Moe called it a "cautious relaxation."

The move is being met with frustration from the Saskatchewan Union of Nurses, with president Tracy Zambory saying the loosening of restrictions sends confusing messages.

"It's wrongheaded, and it really is a recipe for disaster," she said.

"When we're hearing from our medical community and our medical experts ‘now is not the time to be loosening,'" Zambory said.

"We know that the Saskatchewan Health Authority met with the physicians last Thursday, and made it very clear that we haven't got ourselves in front of COVID, we're still in a very precarious situation, and now is not the time to loosen, yet we have a government who did just that."

Saskatoon epidemiologist Nazeem Muhajarine says he was dumbfounded to hear the announcement.
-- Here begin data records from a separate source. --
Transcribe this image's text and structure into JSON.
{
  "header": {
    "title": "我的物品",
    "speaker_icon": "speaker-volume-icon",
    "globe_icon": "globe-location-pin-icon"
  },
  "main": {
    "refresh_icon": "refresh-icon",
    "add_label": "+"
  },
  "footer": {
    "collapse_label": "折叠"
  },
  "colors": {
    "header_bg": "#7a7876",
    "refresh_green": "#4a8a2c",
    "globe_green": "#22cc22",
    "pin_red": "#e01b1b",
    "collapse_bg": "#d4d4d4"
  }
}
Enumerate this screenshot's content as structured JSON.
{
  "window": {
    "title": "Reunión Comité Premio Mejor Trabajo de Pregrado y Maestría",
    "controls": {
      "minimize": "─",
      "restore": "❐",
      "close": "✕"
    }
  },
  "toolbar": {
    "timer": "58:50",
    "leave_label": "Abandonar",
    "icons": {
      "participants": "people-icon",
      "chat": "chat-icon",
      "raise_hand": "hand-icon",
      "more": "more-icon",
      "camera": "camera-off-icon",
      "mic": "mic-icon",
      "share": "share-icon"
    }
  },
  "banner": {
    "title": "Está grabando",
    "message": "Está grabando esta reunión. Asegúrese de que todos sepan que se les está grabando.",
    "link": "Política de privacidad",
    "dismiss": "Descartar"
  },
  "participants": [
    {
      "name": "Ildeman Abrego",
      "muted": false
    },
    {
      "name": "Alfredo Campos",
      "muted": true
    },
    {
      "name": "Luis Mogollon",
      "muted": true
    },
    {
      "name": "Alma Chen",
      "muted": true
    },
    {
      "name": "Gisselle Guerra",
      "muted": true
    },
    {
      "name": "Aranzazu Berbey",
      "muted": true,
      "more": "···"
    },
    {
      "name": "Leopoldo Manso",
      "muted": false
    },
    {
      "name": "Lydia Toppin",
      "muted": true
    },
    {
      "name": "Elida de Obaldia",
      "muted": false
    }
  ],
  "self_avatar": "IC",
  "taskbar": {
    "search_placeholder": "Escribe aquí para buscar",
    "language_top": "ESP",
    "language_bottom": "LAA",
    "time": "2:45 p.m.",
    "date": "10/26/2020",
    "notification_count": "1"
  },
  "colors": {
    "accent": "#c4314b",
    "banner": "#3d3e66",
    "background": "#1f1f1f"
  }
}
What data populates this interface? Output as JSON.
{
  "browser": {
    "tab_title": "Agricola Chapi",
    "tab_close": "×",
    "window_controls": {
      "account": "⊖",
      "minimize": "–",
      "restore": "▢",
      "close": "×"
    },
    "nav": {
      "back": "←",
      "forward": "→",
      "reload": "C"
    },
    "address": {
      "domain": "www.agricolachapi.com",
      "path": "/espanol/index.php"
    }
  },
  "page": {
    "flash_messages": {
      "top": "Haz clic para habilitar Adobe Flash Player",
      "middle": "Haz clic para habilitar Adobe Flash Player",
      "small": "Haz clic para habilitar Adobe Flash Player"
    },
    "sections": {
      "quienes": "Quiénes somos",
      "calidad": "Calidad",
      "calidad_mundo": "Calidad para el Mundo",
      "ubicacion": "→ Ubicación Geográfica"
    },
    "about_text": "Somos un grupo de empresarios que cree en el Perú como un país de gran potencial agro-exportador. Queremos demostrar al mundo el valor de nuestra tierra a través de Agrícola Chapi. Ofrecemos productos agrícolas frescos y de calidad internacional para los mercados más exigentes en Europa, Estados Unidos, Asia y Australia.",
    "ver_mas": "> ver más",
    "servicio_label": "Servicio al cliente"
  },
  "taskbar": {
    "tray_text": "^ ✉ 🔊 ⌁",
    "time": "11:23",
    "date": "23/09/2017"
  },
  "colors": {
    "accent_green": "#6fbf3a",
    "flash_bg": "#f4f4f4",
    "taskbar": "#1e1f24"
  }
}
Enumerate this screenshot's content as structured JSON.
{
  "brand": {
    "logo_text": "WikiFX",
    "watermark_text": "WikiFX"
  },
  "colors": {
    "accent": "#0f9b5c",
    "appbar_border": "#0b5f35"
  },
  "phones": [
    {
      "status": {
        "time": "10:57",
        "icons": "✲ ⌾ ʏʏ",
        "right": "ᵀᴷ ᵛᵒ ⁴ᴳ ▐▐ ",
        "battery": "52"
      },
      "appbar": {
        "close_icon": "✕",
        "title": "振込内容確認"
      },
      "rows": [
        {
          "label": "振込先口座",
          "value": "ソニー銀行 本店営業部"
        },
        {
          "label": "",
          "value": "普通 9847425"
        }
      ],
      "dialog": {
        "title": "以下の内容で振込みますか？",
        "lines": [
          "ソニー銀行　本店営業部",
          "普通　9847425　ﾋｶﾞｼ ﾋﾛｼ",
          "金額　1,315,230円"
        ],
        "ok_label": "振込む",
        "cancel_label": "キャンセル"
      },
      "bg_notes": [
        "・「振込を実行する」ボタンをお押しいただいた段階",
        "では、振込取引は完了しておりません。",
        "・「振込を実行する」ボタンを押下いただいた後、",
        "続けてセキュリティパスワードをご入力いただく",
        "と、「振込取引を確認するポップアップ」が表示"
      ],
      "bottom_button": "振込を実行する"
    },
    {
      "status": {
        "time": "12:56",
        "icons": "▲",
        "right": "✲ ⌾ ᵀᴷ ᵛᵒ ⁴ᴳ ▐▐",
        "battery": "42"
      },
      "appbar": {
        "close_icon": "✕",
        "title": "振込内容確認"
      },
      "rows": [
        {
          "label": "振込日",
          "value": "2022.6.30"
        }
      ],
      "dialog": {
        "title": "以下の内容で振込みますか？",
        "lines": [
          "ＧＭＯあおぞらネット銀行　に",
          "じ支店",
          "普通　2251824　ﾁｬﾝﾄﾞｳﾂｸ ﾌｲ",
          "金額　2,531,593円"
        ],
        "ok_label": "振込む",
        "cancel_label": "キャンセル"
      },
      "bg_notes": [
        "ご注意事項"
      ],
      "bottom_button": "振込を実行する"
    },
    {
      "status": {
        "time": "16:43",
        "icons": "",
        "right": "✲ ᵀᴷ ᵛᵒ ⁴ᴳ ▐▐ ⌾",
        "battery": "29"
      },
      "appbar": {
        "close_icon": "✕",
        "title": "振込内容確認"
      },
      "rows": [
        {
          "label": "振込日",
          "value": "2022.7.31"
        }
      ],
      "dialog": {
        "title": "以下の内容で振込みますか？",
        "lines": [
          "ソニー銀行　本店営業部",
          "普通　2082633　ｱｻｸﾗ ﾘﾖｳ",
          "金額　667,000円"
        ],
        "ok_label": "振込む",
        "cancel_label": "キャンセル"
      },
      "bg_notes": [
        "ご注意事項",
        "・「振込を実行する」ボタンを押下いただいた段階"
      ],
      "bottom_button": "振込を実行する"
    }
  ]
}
"I'm frustrated as both a professional, as an epidemiologist, but also as a person, as a citizen," he said. "It's Moe’s way, unfortunately. It is Scott Moe's way, and that is how things seem to be unfolding, and a prime example was yesterday."

"I don't think the premier is listening to science, I don't think the premier is listening to public health recommendations based on best practices of public health response to this pandemic from other provinces, other countries."

On Wednesday Moe said it’s a divisive issue in Canada and in many parts of the world.

"There is concerns that we may be moving to ambitiously, there's others that may be concerned that we aren't moving quickly enough," he said.

“Our numbers are down, even in Regina where we do have some variants present to a higher degree, lesser degree than other areas of the nation, but a higher degree compared to other areas of Saskatchewan, our numbers continue to decrease," Moe said.

"Our hospitalizations have continued to decrease over the course of the last while, and we do today have more access to vaccines than we did yesterday, and in the next three weeks we are going to receive more vaccines than we have in the last three months.”

Muhajarine says the concept of what the province is asking of people is confusing in itself.

'‘Up to three families but make sure it is kept to that number, but if you're over 50, if you have family members going to school or working outside, and if you don't have to maintain a bubble of any size outside of your household, then don't do it,’ is what I heard [from Tuesday's press conference] as well, so that is confusing," he said.

Zambory and Muhajarine both point to Saskatchewan’s numbers when it comes to the rate of new cases in the last seven days (83, according to the Government of Canada  being the highest in Canada, according to the federal government's numbers.

"When we really went to town with COVID, it was from household transmission, and what have we loosened? Household transmission," said Zambory.

We're allowing more people to come into our house, yet health experts are telling us that's exactly what we shouldn't be doing. We should not be letting more people into our house, because that's how we got ourselves to the highest death rate to the highest infection rate across this country."

Both are also concerned about the emergence of the COVID-19 variant in southern Saskatchewan.

"This variant is highly transmissible, and it leads to greater, quicker mortality," said Zambory. "It really makes us fearful that the public is going to lose trust, they're going to just throw their hands up in the air, and not follow any of the public health orders, when in fact we need to be following them even harder."

Muhajarine says if the variant behaves the same way that it has in other parts of the world, it will trigger a massive outbreak that could lead to more deaths.

"That's just what the variants do," he said. "We know that those are also more fatal, not only more transmissible, more fatal. And this could touch off the third wave. I'm not saying that it will necessarily, but it could be."

Zambory is imploring people to continue to follow public health rules as they were before Tuesday.

"The ones prior where you mask, you keep your bubble small, you don't go out unless necessary, one person only to the grocery store and of course do that all-important constant hand washing," she said.

"None of those things should change."